What words come to mind easily when we think of Thanksgiving? Food, family, fellowship for starters. What others do you think of? How about these words: Confession of sins, transgressions, repentance, humiliation? Those are the words that Abraham Lincoln wove into the fabric of his Proclamation which preceded his establishment of a day of Thanksgiving. Context, of course, is important here. The Proclamation for a Day of Humiliation, Fasting and Prayer was issued on March 30th of 1863. (It is noteworthy that his predecessors in the office of the President of the United States had issued similar proclamations during their tenure in office.) The Civil War was nearing its second anniversary, and it was a rare village or town that had not experienced the loss of many of its young men in battle. Lincoln was fully committed to see the war through to the end which did not come until two years later on April 9, 1865, and the result of that commitment was the savagery and death that accompanied the war effort. In addition, he had experienced the death of his son, Willie, not that long before, presumably from typhoid fever on February 20 of 1862. His melancholy was well known to those around him and considering the many losses with which he was recently familiar, the need to unburden himself as well as the country writ large and to offer some ray of hope in this otherwise bleak landscape motivated the decision to make the proclamation. He let us know in the first full paragraph that it was his intention to seek a positive conclusion: “…in humble sorrow, yet with assured hope that genuine repentance will lead to mercy and pardon...” But then he makes his argument in a far more prayerful tone:

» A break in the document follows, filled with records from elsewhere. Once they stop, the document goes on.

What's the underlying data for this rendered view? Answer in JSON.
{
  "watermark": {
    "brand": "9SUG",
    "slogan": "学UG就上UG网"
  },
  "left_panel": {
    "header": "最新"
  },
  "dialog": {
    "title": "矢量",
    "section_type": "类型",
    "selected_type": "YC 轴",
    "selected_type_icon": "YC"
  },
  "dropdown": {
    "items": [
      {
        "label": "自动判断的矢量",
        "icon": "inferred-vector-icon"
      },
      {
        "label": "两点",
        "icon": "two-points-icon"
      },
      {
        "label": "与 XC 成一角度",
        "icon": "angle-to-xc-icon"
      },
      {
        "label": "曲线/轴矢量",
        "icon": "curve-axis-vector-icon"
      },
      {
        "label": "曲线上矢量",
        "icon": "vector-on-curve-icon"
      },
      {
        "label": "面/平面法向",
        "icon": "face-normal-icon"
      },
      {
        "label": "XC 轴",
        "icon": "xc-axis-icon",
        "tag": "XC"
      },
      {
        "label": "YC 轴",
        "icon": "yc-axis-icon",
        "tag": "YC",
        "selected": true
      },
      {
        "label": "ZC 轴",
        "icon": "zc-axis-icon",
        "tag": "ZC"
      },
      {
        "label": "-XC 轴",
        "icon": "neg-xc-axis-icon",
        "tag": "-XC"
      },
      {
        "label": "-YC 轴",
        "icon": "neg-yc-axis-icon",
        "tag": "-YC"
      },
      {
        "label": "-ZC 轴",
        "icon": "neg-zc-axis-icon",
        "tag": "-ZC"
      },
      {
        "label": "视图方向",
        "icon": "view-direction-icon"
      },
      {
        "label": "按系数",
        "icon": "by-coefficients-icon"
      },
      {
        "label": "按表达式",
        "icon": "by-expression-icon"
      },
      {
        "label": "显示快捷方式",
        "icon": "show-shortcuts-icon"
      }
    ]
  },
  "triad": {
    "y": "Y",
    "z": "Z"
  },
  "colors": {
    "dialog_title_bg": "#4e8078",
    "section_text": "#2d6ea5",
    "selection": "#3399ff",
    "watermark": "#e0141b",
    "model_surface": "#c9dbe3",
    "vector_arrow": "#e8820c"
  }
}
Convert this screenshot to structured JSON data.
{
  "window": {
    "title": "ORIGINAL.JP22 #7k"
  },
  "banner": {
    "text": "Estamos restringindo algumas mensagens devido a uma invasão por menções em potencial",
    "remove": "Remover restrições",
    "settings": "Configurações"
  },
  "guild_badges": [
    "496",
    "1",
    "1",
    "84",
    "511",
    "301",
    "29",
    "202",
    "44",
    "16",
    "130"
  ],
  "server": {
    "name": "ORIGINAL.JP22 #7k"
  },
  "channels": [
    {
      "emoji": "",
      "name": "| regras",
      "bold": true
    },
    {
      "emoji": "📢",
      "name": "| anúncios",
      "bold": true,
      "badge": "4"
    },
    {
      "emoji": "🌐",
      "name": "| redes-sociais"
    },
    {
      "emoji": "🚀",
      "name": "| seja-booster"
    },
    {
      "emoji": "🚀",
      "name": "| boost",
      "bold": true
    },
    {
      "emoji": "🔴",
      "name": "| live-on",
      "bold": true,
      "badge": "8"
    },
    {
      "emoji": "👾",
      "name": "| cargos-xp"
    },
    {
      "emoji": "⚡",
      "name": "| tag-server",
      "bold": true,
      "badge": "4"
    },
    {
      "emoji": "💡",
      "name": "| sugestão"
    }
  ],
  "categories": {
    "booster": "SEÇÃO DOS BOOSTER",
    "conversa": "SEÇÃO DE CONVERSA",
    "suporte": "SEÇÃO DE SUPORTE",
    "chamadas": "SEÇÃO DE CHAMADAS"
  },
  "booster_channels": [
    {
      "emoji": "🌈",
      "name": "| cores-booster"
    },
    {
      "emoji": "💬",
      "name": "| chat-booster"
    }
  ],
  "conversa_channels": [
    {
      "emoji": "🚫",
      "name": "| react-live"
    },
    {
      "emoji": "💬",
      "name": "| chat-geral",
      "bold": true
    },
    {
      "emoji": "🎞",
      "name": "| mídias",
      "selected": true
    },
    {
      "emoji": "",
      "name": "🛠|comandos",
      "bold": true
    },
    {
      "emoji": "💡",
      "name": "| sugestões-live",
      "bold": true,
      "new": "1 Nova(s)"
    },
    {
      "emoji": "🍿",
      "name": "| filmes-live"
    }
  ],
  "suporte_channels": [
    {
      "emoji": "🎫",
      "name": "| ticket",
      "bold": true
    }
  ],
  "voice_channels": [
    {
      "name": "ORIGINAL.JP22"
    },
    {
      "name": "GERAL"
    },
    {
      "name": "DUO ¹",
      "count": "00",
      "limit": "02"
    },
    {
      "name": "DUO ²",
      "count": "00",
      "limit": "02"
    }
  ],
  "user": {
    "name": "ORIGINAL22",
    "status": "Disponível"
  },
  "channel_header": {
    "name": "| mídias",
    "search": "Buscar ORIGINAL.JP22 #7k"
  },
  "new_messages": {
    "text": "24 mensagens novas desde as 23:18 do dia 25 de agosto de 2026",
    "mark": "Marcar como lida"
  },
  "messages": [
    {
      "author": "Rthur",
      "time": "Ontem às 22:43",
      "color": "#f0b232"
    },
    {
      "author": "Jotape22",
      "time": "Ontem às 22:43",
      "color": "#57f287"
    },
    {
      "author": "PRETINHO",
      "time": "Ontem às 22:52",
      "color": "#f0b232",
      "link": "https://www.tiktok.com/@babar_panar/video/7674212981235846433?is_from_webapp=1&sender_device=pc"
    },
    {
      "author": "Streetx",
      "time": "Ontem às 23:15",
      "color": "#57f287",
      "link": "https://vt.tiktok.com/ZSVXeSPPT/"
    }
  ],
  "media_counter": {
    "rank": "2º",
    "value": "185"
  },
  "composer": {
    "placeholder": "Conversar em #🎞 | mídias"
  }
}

“And, insomuch as we know that, by His divine law, nations, like individuals are subjected to punishments and chastisements in this world, may we not justly fear that the awful calamity of civil war, which now desolates the land, may be but a punishment inflicted upon us for our presumptuous sins, to the needful end of our national reformation as a whole People? We have been the recipients of the choicest bounties of heaven. We have been preserved these many years in peace and prosperity. We have grown in numbers, wealth and power as no other nation has ever grown. Be we have forgotten God. We have forgotten the gracious hand which preserved us in peace, and multiplied and enriched and strengthened us and we have vainly imagined, in the deceitfulness of our hearts, that all these blessings were produced by some superior wisdom and virtue of our own. Intoxicated with unbroken success, we have become too self-sufficient to feel the necessity of redeeming and preserving grace, too proud to pray to the God that made us!”
Lincoln had lived a full life before ascending to the Presidency. His early childhood and teenage years were spent in Indiana in somewhat primitive surroundings. His schooling, such as it was, was by and large the result of his voracious appetite for reading anything and everything. He had experienced loss and love, but more loss. First his mother, then his first girlfriend, and later the loss of one of his children as an infant. But, he had always maintained a positive outlook and his many speeches on various subjects open a door to his thought process that was always upbeat and promising. His references to the Founding Fathers frequently were in the context of acknowledging the hopefulness of the foundational documents upon which this country was imagined…the Declaration of Independence, the Constitution, the Bill of Rights.